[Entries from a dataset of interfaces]
%%

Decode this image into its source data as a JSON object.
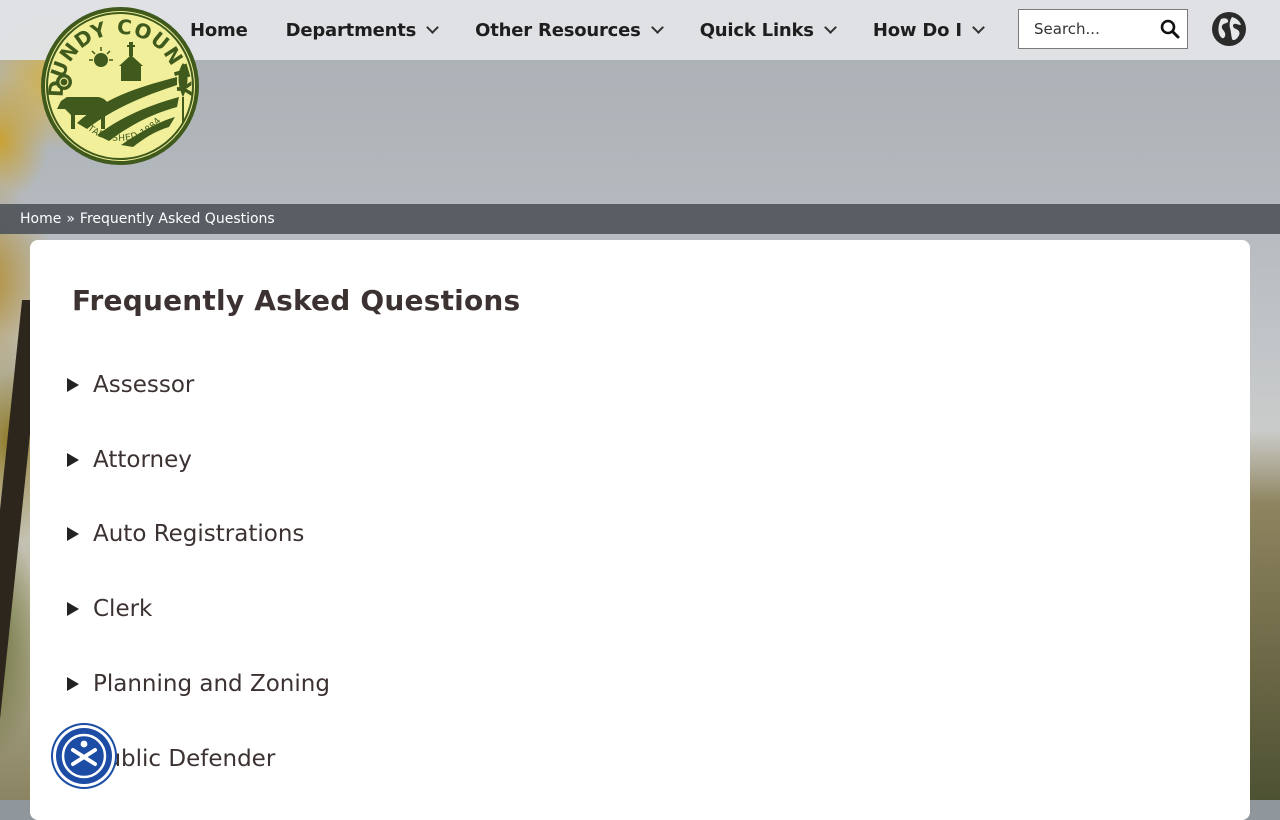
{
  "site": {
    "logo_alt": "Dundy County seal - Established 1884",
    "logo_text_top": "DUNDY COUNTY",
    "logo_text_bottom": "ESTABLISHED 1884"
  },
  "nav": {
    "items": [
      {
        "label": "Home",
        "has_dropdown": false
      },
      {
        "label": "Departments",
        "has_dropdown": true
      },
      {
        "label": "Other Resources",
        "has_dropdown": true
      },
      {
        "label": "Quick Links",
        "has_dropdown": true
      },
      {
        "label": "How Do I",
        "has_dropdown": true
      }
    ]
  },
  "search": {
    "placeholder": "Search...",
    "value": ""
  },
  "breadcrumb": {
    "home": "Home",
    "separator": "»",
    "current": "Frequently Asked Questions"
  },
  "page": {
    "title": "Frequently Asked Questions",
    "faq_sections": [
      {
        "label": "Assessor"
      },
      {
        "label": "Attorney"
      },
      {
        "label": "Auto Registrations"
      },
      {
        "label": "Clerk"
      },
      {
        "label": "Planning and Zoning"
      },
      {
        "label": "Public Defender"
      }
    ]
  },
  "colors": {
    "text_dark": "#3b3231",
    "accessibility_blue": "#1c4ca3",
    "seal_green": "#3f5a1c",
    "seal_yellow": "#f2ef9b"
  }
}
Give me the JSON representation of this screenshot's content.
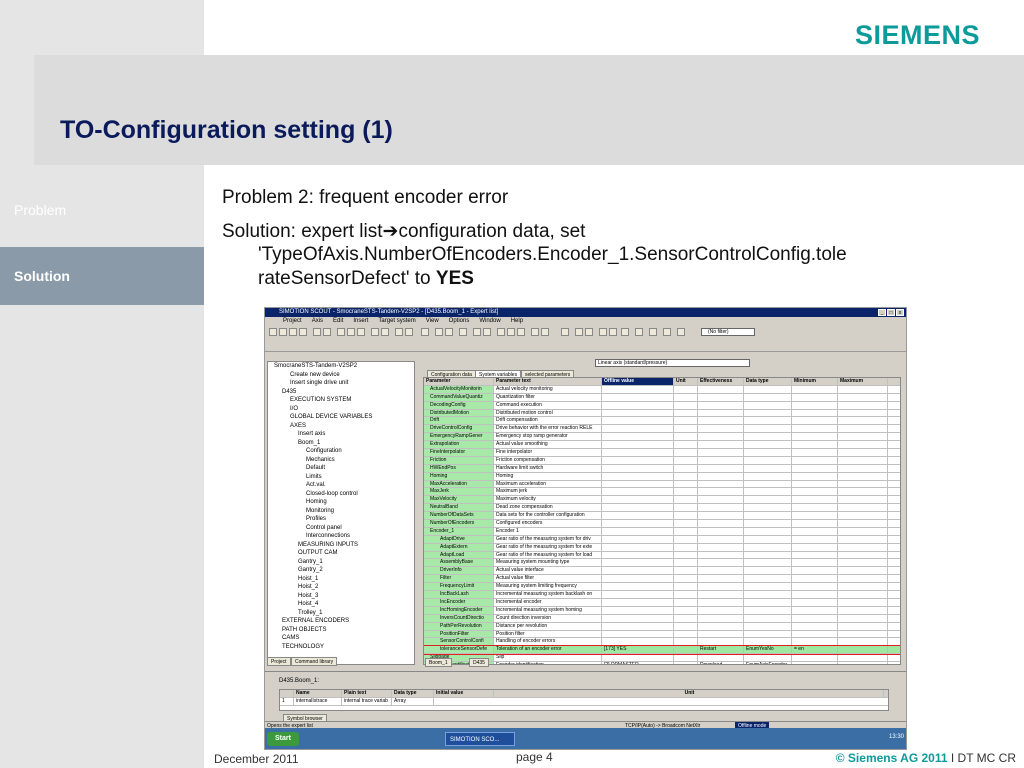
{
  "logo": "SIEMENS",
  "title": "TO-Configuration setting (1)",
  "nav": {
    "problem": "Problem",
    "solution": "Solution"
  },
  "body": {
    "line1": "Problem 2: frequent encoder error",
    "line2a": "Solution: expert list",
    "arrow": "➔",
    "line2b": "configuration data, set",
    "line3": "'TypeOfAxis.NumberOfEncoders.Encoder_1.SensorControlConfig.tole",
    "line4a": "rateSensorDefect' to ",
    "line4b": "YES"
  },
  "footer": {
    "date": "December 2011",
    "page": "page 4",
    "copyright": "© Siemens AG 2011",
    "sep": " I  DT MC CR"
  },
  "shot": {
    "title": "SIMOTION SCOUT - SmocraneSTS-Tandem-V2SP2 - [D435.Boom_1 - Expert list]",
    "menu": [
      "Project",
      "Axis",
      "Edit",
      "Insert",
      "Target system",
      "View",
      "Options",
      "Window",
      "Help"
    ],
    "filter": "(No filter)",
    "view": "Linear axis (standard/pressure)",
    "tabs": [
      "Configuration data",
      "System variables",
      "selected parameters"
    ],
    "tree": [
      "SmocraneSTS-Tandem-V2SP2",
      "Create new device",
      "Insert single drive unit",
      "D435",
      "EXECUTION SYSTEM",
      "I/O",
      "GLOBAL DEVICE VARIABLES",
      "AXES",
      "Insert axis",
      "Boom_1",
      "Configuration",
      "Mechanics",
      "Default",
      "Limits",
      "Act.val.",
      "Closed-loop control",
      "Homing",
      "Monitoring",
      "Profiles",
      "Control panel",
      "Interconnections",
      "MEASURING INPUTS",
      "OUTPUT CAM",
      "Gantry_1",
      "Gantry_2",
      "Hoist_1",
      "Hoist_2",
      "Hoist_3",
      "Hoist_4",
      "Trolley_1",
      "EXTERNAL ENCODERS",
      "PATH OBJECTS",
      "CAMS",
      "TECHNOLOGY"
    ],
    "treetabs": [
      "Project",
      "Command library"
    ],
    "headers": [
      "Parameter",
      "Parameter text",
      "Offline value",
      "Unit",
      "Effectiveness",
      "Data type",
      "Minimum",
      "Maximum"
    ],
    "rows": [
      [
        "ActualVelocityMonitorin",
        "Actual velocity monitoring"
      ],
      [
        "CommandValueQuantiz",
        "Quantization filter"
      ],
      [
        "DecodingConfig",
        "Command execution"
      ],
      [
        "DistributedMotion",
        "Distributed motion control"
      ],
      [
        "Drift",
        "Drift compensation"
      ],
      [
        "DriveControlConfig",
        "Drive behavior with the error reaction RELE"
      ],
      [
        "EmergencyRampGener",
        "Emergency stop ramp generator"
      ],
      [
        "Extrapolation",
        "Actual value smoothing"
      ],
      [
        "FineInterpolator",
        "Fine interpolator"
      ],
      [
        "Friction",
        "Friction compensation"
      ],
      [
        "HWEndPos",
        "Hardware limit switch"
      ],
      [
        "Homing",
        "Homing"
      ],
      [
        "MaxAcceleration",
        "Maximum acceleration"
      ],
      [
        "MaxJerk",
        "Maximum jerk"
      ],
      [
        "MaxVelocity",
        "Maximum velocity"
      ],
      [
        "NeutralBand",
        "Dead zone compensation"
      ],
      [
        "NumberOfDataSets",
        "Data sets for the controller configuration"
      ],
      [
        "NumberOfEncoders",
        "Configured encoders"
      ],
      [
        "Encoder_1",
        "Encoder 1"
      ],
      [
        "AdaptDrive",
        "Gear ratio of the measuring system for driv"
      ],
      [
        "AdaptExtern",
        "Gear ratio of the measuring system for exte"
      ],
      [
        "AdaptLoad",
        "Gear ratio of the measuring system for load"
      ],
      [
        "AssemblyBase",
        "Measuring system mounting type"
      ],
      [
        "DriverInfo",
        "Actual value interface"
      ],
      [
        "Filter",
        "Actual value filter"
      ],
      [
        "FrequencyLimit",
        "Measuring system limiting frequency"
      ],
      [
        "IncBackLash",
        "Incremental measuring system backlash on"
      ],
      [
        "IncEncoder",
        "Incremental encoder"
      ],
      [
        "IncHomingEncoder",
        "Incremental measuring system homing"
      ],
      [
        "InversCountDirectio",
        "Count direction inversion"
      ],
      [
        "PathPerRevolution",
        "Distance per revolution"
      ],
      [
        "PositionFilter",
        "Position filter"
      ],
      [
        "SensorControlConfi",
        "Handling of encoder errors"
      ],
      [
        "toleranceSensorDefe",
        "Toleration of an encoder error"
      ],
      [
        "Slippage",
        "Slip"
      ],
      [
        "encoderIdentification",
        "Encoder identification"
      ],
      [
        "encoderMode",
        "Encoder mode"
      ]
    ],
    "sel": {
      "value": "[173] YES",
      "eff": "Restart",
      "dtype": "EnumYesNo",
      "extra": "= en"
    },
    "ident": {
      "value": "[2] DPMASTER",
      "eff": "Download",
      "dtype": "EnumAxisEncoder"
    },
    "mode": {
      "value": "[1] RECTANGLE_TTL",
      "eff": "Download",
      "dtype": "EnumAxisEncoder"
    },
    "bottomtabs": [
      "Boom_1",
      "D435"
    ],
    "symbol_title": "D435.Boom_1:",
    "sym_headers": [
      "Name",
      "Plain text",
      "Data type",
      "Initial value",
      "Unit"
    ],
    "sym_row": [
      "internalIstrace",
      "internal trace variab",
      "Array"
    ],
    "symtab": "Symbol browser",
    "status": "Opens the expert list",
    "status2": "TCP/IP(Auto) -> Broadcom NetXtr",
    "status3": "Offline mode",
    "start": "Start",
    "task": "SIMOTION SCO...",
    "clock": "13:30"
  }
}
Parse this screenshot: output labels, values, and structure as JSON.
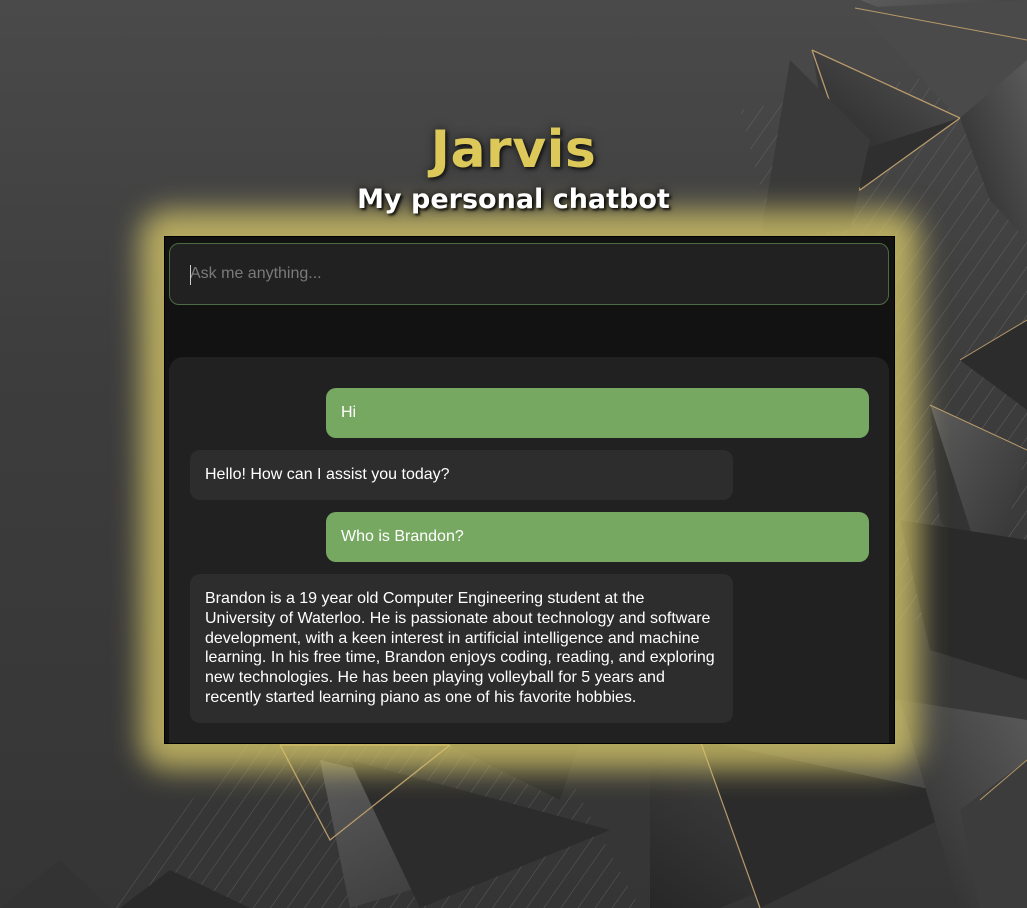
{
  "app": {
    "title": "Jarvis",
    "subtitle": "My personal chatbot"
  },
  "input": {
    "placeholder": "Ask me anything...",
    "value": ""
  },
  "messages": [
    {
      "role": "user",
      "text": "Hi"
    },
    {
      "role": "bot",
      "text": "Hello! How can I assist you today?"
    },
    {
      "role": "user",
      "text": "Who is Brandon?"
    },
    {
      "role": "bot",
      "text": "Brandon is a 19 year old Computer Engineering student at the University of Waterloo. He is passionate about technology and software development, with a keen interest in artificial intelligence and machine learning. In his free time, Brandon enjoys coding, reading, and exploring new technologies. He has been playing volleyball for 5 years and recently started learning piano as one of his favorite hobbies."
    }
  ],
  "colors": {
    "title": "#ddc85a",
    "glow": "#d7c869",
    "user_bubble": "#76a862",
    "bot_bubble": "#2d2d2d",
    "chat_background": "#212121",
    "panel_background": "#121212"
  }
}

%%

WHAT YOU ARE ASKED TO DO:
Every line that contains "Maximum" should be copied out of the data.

ANSWER SECTION:
      "Maximum"
        "Maximum acceleration"
        "Maximum jerk"
        "Maximum velocity"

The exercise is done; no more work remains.